Requirement: Copy out all lines in the material below that contain the string "Videos".
+ + + + +
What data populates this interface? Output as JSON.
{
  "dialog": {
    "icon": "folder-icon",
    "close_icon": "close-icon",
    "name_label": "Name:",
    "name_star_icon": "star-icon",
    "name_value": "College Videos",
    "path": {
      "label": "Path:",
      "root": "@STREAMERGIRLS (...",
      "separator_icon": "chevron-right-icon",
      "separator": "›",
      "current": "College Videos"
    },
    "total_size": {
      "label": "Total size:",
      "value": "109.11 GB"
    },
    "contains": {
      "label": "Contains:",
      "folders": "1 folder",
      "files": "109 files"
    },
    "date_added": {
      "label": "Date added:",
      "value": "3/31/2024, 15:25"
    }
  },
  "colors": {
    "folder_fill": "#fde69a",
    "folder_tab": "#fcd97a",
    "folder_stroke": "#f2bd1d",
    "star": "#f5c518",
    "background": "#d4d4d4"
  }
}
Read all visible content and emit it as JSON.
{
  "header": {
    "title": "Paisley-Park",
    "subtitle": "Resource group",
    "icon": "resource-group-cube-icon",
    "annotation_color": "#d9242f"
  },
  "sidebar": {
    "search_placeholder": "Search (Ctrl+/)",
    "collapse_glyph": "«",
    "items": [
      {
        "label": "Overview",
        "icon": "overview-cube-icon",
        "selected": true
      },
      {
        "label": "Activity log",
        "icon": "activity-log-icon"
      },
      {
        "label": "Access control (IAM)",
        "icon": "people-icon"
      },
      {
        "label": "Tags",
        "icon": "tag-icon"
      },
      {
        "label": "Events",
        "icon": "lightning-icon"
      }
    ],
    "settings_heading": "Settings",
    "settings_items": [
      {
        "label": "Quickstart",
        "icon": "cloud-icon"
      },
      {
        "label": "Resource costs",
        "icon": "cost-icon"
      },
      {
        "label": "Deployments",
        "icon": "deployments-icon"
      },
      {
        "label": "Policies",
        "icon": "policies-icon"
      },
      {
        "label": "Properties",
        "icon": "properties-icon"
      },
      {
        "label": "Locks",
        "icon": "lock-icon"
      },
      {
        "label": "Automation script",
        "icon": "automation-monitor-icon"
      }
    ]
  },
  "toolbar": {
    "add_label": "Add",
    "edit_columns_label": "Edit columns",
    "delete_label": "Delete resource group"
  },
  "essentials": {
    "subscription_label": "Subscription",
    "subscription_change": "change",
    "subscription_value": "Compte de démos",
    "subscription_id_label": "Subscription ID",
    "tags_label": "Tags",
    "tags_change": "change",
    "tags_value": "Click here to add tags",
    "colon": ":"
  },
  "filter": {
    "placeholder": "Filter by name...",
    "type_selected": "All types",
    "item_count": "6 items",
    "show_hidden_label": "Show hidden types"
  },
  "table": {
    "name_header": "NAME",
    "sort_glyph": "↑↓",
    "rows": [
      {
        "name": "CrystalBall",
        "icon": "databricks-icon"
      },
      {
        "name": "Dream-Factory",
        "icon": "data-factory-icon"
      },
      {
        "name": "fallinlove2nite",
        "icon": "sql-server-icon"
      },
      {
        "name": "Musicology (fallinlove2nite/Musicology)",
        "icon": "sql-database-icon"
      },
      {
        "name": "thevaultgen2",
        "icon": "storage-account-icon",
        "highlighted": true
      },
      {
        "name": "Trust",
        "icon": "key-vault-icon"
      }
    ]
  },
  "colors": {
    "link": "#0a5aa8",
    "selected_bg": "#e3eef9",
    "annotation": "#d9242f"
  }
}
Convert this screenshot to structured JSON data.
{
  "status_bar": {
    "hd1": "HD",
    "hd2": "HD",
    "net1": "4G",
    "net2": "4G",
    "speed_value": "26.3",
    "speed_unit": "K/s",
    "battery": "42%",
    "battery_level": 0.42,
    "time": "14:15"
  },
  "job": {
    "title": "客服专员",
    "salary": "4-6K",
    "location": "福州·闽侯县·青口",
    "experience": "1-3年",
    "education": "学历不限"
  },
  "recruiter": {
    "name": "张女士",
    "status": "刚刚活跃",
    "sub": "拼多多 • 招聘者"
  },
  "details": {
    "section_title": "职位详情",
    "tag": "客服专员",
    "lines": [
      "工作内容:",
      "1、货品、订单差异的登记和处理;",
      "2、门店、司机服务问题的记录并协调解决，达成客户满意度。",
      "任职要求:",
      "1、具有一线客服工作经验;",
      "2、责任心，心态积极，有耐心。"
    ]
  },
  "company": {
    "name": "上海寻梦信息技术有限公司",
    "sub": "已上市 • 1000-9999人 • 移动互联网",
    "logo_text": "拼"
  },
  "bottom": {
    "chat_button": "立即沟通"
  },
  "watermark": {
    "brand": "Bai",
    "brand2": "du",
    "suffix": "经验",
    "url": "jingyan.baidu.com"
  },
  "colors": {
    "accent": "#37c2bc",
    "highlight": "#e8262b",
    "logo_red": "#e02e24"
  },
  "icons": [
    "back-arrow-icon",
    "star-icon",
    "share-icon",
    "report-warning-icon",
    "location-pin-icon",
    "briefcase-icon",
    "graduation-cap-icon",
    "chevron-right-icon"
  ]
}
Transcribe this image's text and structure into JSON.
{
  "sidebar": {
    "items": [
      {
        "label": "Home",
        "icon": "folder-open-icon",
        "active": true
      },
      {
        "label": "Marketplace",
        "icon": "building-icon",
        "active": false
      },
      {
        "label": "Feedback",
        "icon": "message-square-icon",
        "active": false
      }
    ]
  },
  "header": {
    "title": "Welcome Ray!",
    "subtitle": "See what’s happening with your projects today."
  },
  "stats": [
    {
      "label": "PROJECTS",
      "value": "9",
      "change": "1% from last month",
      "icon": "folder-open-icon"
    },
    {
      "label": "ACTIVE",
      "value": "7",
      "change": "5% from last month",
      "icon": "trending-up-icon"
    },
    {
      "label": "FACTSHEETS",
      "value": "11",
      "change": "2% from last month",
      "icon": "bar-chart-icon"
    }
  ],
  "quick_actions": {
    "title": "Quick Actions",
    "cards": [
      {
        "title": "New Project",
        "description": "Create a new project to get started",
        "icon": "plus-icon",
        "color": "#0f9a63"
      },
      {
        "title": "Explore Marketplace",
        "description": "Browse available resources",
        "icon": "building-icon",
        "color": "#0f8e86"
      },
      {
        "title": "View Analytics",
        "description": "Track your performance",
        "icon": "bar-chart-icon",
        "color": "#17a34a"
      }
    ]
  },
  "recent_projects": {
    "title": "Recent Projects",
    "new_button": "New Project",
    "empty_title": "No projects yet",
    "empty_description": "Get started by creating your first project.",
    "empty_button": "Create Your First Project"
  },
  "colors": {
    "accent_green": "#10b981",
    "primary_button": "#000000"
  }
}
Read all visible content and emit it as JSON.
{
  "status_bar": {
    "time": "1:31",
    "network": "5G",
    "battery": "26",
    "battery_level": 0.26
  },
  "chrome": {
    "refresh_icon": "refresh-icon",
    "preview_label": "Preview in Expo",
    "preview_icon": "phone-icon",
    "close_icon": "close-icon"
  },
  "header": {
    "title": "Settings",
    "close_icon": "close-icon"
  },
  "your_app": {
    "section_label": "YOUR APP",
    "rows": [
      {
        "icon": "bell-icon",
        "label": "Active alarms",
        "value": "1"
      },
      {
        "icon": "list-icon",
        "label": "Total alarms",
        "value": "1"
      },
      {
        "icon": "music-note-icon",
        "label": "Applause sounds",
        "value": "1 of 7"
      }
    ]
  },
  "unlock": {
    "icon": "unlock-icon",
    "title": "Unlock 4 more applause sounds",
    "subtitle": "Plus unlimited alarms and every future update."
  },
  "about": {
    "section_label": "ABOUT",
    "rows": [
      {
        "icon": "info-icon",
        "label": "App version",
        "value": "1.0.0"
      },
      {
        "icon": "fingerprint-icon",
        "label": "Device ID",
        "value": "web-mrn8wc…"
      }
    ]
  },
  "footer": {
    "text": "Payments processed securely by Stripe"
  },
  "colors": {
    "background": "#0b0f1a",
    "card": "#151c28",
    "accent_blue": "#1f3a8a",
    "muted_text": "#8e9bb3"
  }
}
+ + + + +
Exercise answer:
    "name_value": "College Videos",
      "current": "College Videos"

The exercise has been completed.